● **EXERCISE INSTRUCTIONS**: Pictures in the records are to be excluded from an otherwise exact copy.

● **AVAILABLE DATA**:
• • •

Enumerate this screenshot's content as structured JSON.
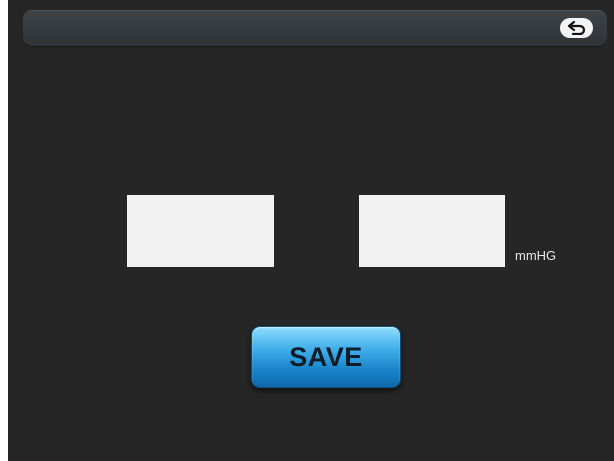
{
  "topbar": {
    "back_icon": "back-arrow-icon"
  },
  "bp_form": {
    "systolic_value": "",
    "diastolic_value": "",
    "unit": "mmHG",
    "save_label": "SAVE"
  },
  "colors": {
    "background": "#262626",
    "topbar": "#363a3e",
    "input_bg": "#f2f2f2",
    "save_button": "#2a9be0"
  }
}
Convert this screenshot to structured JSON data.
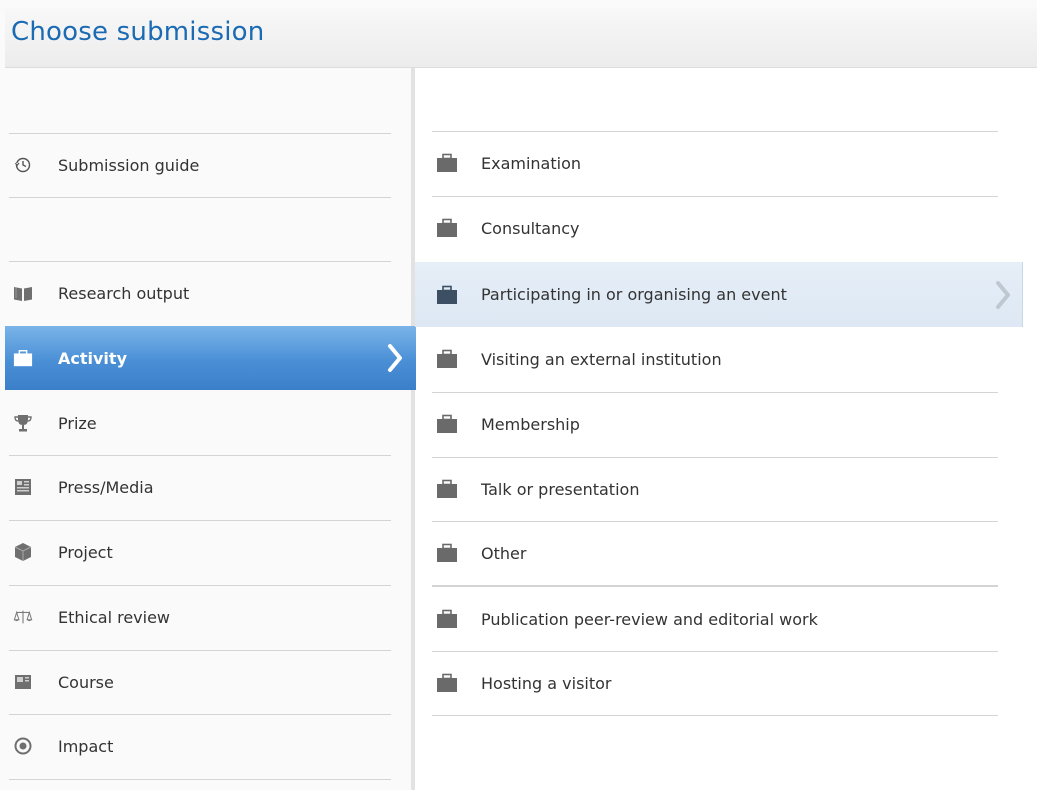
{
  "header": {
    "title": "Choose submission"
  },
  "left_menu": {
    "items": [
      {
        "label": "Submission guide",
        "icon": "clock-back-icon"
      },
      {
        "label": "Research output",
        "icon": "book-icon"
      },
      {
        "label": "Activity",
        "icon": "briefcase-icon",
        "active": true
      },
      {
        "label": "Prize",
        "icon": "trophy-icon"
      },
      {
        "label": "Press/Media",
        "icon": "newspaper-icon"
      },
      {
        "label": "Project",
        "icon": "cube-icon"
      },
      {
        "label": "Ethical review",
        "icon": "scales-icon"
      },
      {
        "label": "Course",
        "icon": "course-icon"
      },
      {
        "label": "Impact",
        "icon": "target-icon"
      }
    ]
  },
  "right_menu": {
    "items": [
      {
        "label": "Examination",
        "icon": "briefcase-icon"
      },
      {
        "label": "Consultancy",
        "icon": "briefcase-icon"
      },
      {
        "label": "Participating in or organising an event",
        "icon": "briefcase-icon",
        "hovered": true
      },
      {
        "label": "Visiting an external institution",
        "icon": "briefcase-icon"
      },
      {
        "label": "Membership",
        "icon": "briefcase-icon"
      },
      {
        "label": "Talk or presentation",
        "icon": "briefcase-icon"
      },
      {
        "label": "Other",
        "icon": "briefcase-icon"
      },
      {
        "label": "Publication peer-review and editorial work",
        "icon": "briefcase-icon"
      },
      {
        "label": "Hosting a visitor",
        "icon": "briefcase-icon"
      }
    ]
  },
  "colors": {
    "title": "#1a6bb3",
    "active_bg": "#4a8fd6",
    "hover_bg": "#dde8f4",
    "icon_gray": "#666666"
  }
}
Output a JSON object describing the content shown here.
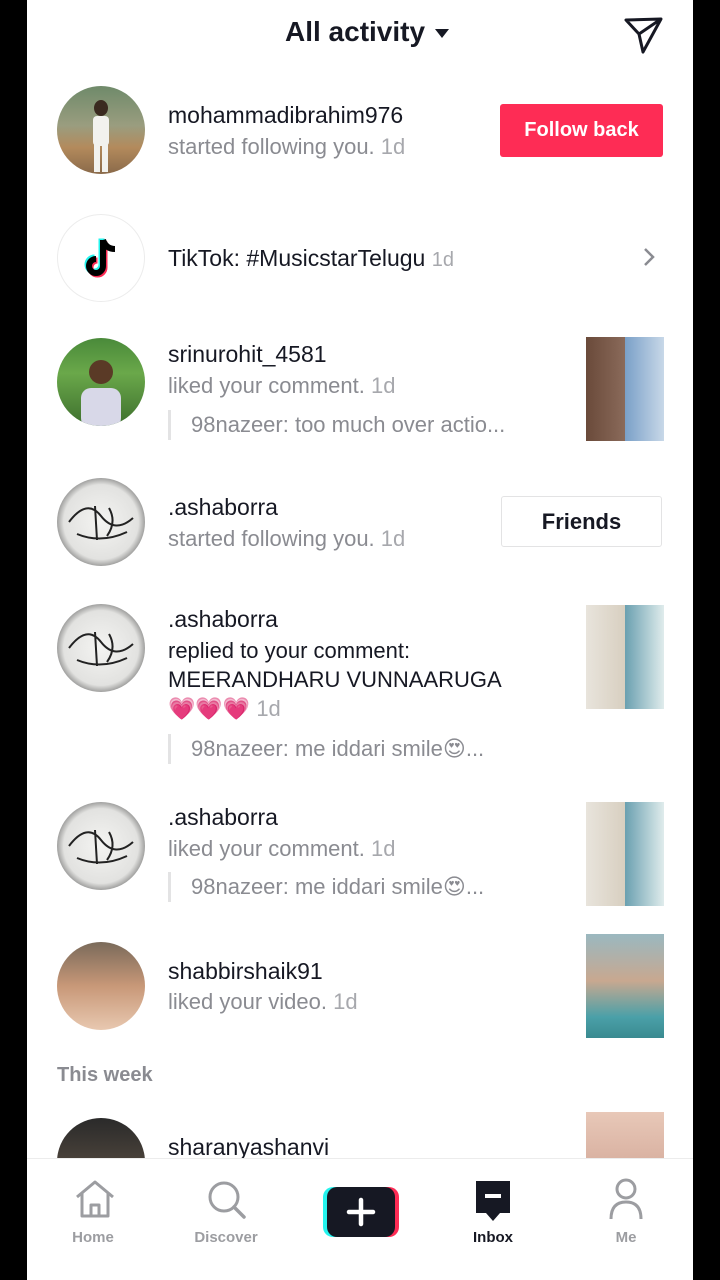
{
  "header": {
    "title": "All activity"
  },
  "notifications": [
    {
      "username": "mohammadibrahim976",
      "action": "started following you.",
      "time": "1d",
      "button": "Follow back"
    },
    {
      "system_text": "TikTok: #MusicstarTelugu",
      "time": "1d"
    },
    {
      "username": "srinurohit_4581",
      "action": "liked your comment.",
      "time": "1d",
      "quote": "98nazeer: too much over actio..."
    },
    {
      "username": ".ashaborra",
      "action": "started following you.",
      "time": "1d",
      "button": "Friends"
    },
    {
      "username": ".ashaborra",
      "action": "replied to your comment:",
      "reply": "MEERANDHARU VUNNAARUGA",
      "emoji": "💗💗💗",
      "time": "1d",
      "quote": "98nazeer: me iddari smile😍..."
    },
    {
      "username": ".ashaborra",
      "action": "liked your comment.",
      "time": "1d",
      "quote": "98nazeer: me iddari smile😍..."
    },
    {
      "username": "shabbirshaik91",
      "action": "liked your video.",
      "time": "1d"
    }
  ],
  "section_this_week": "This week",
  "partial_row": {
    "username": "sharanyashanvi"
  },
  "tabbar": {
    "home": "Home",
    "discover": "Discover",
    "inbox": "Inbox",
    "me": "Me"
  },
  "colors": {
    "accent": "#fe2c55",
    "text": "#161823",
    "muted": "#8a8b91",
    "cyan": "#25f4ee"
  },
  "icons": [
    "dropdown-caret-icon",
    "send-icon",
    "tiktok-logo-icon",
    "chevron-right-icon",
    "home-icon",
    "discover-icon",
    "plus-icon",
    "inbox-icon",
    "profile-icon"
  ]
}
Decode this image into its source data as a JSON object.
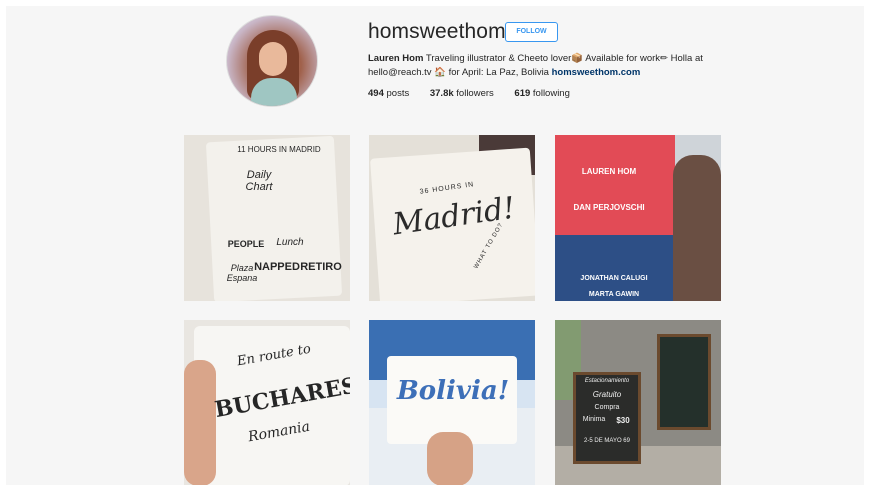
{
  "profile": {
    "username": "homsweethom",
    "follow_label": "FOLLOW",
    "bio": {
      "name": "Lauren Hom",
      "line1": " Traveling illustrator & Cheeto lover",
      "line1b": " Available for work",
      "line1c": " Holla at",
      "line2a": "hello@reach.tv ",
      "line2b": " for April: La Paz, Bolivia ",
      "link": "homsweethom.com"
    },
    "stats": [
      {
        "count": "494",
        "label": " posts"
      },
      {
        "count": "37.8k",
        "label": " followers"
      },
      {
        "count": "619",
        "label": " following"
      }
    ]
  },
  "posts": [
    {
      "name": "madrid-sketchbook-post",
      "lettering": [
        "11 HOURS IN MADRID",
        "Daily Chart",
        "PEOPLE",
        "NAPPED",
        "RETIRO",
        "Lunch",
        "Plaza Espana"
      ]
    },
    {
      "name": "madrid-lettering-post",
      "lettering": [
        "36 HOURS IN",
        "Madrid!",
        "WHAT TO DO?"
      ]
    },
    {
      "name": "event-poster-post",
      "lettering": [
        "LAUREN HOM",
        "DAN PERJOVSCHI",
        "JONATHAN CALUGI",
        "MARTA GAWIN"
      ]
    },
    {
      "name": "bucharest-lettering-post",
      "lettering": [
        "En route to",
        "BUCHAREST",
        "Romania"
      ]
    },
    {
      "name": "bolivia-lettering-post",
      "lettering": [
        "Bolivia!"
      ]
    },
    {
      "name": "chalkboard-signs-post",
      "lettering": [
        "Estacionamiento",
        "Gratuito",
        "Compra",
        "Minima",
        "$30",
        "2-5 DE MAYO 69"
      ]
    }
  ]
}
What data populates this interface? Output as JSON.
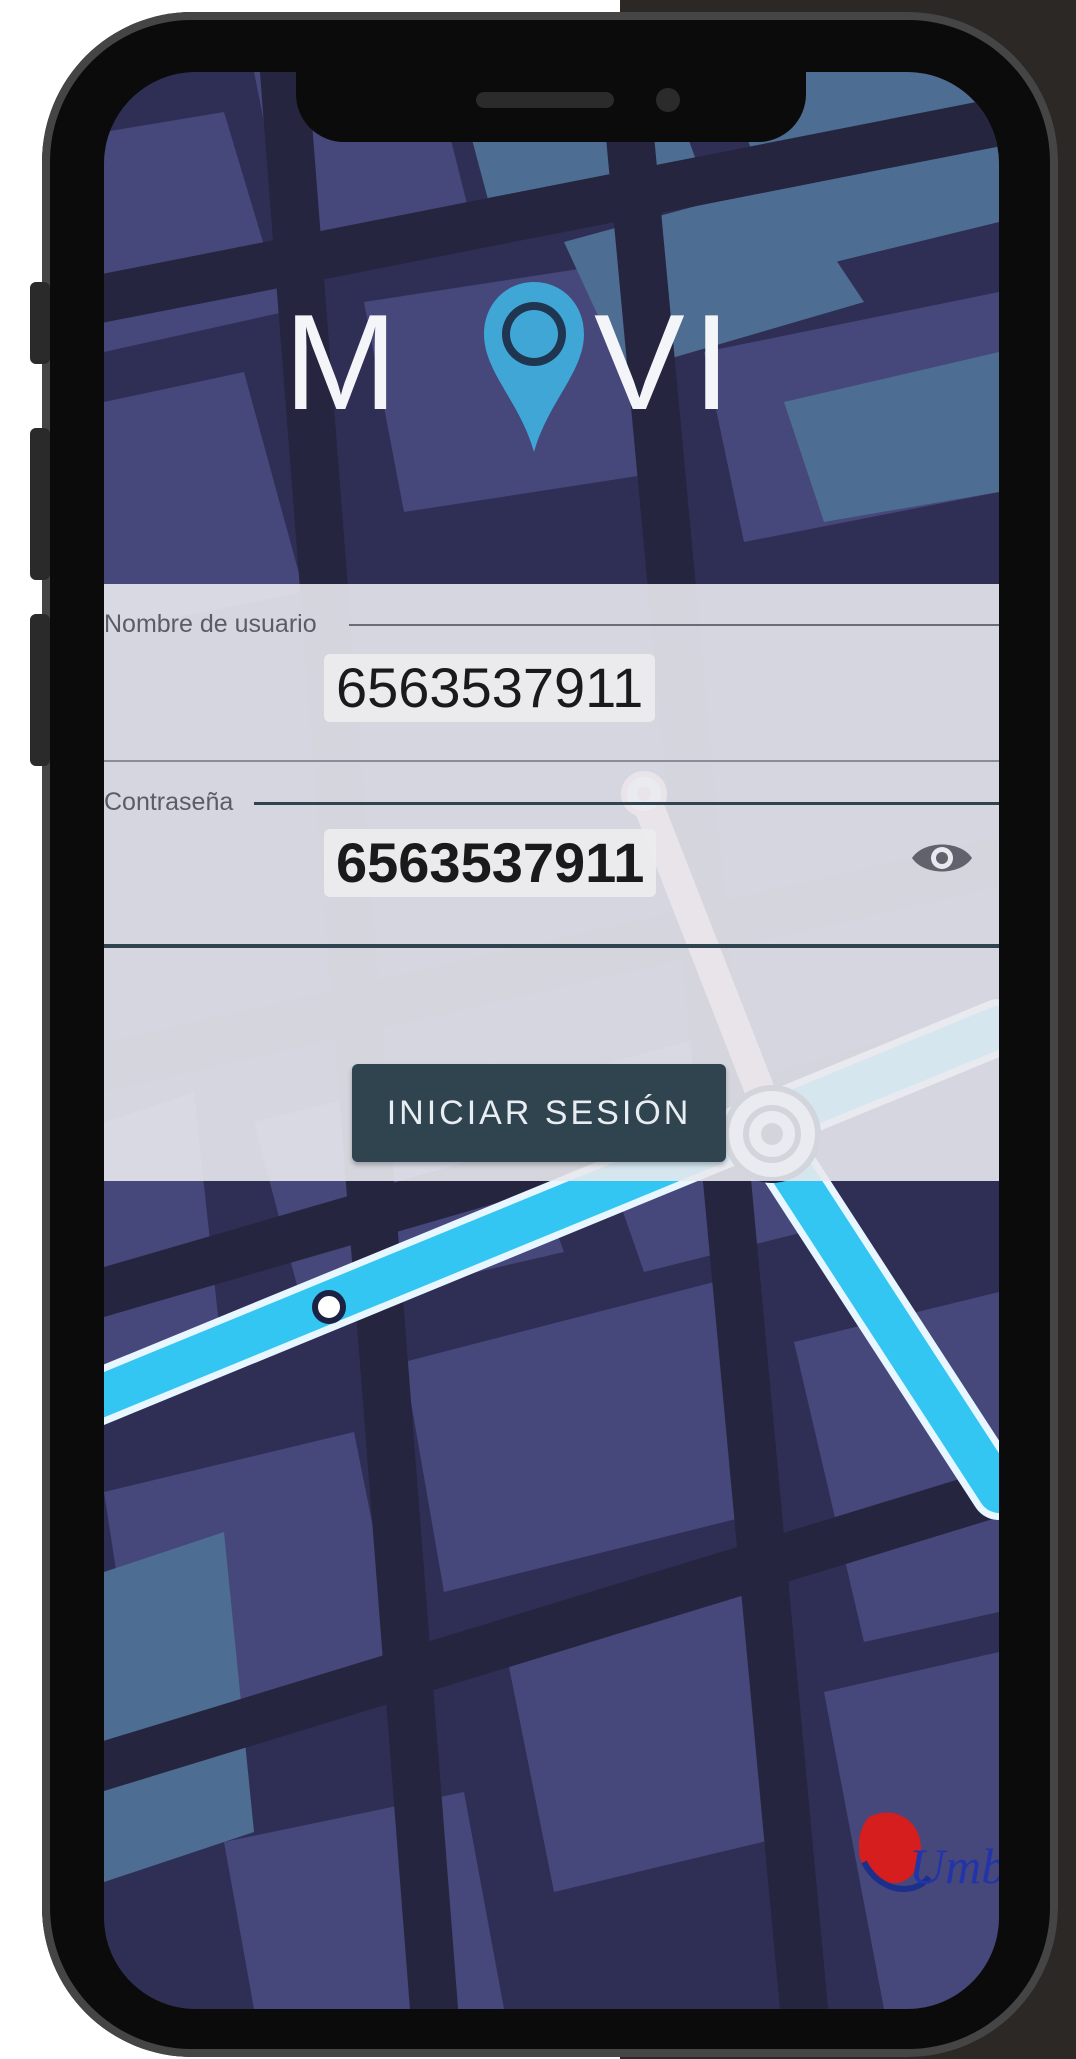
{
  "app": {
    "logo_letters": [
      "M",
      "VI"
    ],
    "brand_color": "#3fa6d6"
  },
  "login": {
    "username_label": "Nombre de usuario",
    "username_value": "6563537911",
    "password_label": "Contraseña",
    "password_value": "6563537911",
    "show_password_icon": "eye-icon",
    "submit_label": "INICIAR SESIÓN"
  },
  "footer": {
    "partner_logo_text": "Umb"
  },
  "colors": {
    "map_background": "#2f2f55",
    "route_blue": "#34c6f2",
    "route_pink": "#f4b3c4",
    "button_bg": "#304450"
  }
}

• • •

● **ANSWER TO THE PROBLEM**:
Enumerate this screenshot's content as structured JSON.
{
  "topbar": {
    "back_icon": "back-arrow-icon"
  },
  "bp_form": {
    "systolic_value": "",
    "diastolic_value": "",
    "unit": "mmHG",
    "save_label": "SAVE"
  },
  "colors": {
    "background": "#262626",
    "topbar": "#363a3e",
    "input_bg": "#f2f2f2",
    "save_button": "#2a9be0"
  }
}
Convert this screenshot to structured JSON data.
{
  "header": {
    "title": "Choose submission"
  },
  "left_menu": {
    "items": [
      {
        "label": "Submission guide",
        "icon": "clock-back-icon"
      },
      {
        "label": "Research output",
        "icon": "book-icon"
      },
      {
        "label": "Activity",
        "icon": "briefcase-icon",
        "active": true
      },
      {
        "label": "Prize",
        "icon": "trophy-icon"
      },
      {
        "label": "Press/Media",
        "icon": "newspaper-icon"
      },
      {
        "label": "Project",
        "icon": "cube-icon"
      },
      {
        "label": "Ethical review",
        "icon": "scales-icon"
      },
      {
        "label": "Course",
        "icon": "course-icon"
      },
      {
        "label": "Impact",
        "icon": "target-icon"
      }
    ]
  },
  "right_menu": {
    "items": [
      {
        "label": "Examination",
        "icon": "briefcase-icon"
      },
      {
        "label": "Consultancy",
        "icon": "briefcase-icon"
      },
      {
        "label": "Participating in or organising an event",
        "icon": "briefcase-icon",
        "hovered": true
      },
      {
        "label": "Visiting an external institution",
        "icon": "briefcase-icon"
      },
      {
        "label": "Membership",
        "icon": "briefcase-icon"
      },
      {
        "label": "Talk or presentation",
        "icon": "briefcase-icon"
      },
      {
        "label": "Other",
        "icon": "briefcase-icon"
      },
      {
        "label": "Publication peer-review and editorial work",
        "icon": "briefcase-icon"
      },
      {
        "label": "Hosting a visitor",
        "icon": "briefcase-icon"
      }
    ]
  },
  "colors": {
    "title": "#1a6bb3",
    "active_bg": "#4a8fd6",
    "hover_bg": "#dde8f4",
    "icon_gray": "#666666"
  }
}
Output a JSON object describing the content shown here.
{
  "header": {
    "title": "All activity"
  },
  "notifications": [
    {
      "username": "mohammadibrahim976",
      "action": "started following you.",
      "time": "1d",
      "button": "Follow back"
    },
    {
      "system_text": "TikTok: #MusicstarTelugu",
      "time": "1d"
    },
    {
      "username": "srinurohit_4581",
      "action": "liked your comment.",
      "time": "1d",
      "quote": "98nazeer: too much over actio..."
    },
    {
      "username": ".ashaborra",
      "action": "started following you.",
      "time": "1d",
      "button": "Friends"
    },
    {
      "username": ".ashaborra",
      "action": "replied to your comment:",
      "reply": "MEERANDHARU VUNNAARUGA",
      "emoji": "💗💗💗",
      "time": "1d",
      "quote": "98nazeer: me iddari smile😍..."
    },
    {
      "username": ".ashaborra",
      "action": "liked your comment.",
      "time": "1d",
      "quote": "98nazeer: me iddari smile😍..."
    },
    {
      "username": "shabbirshaik91",
      "action": "liked your video.",
      "time": "1d"
    }
  ],
  "section_this_week": "This week",
  "partial_row": {
    "username": "sharanyashanvi"
  },
  "tabbar": {
    "home": "Home",
    "discover": "Discover",
    "inbox": "Inbox",
    "me": "Me"
  },
  "colors": {
    "accent": "#fe2c55",
    "text": "#161823",
    "muted": "#8a8b91",
    "cyan": "#25f4ee"
  },
  "icons": [
    "dropdown-caret-icon",
    "send-icon",
    "tiktok-logo-icon",
    "chevron-right-icon",
    "home-icon",
    "discover-icon",
    "plus-icon",
    "inbox-icon",
    "profile-icon"
  ]
}
Decode this image into its source data as a JSON object.
{
  "profile": {
    "username": "homsweethom",
    "follow_label": "FOLLOW",
    "bio": {
      "name": "Lauren Hom",
      "line1": " Traveling illustrator & Cheeto lover",
      "line1b": " Available for work",
      "line1c": " Holla at",
      "line2a": "hello@reach.tv ",
      "line2b": " for April: La Paz, Bolivia ",
      "link": "homsweethom.com"
    },
    "stats": [
      {
        "count": "494",
        "label": " posts"
      },
      {
        "count": "37.8k",
        "label": " followers"
      },
      {
        "count": "619",
        "label": " following"
      }
    ]
  },
  "posts": [
    {
      "name": "madrid-sketchbook-post",
      "lettering": [
        "11 HOURS IN MADRID",
        "Daily Chart",
        "PEOPLE",
        "NAPPED",
        "RETIRO",
        "Lunch",
        "Plaza Espana"
      ]
    },
    {
      "name": "madrid-lettering-post",
      "lettering": [
        "36 HOURS IN",
        "Madrid!",
        "WHAT TO DO?"
      ]
    },
    {
      "name": "event-poster-post",
      "lettering": [
        "LAUREN HOM",
        "DAN PERJOVSCHI",
        "JONATHAN CALUGI",
        "MARTA GAWIN"
      ]
    },
    {
      "name": "bucharest-lettering-post",
      "lettering": [
        "En route to",
        "BUCHAREST",
        "Romania"
      ]
    },
    {
      "name": "bolivia-lettering-post",
      "lettering": [
        "Bolivia!"
      ]
    },
    {
      "name": "chalkboard-signs-post",
      "lettering": [
        "Estacionamiento",
        "Gratuito",
        "Compra",
        "Minima",
        "$30",
        "2-5 DE MAYO 69"
      ]
    }
  ]
}
What data populates this interface? Output as JSON.
{
  "app": {
    "logo_letters": [
      "M",
      "VI"
    ],
    "brand_color": "#3fa6d6"
  },
  "login": {
    "username_label": "Nombre de usuario",
    "username_value": "6563537911",
    "password_label": "Contraseña",
    "password_value": "6563537911",
    "show_password_icon": "eye-icon",
    "submit_label": "INICIAR SESIÓN"
  },
  "footer": {
    "partner_logo_text": "Umb"
  },
  "colors": {
    "map_background": "#2f2f55",
    "route_blue": "#34c6f2",
    "route_pink": "#f4b3c4",
    "button_bg": "#304450"
  }
}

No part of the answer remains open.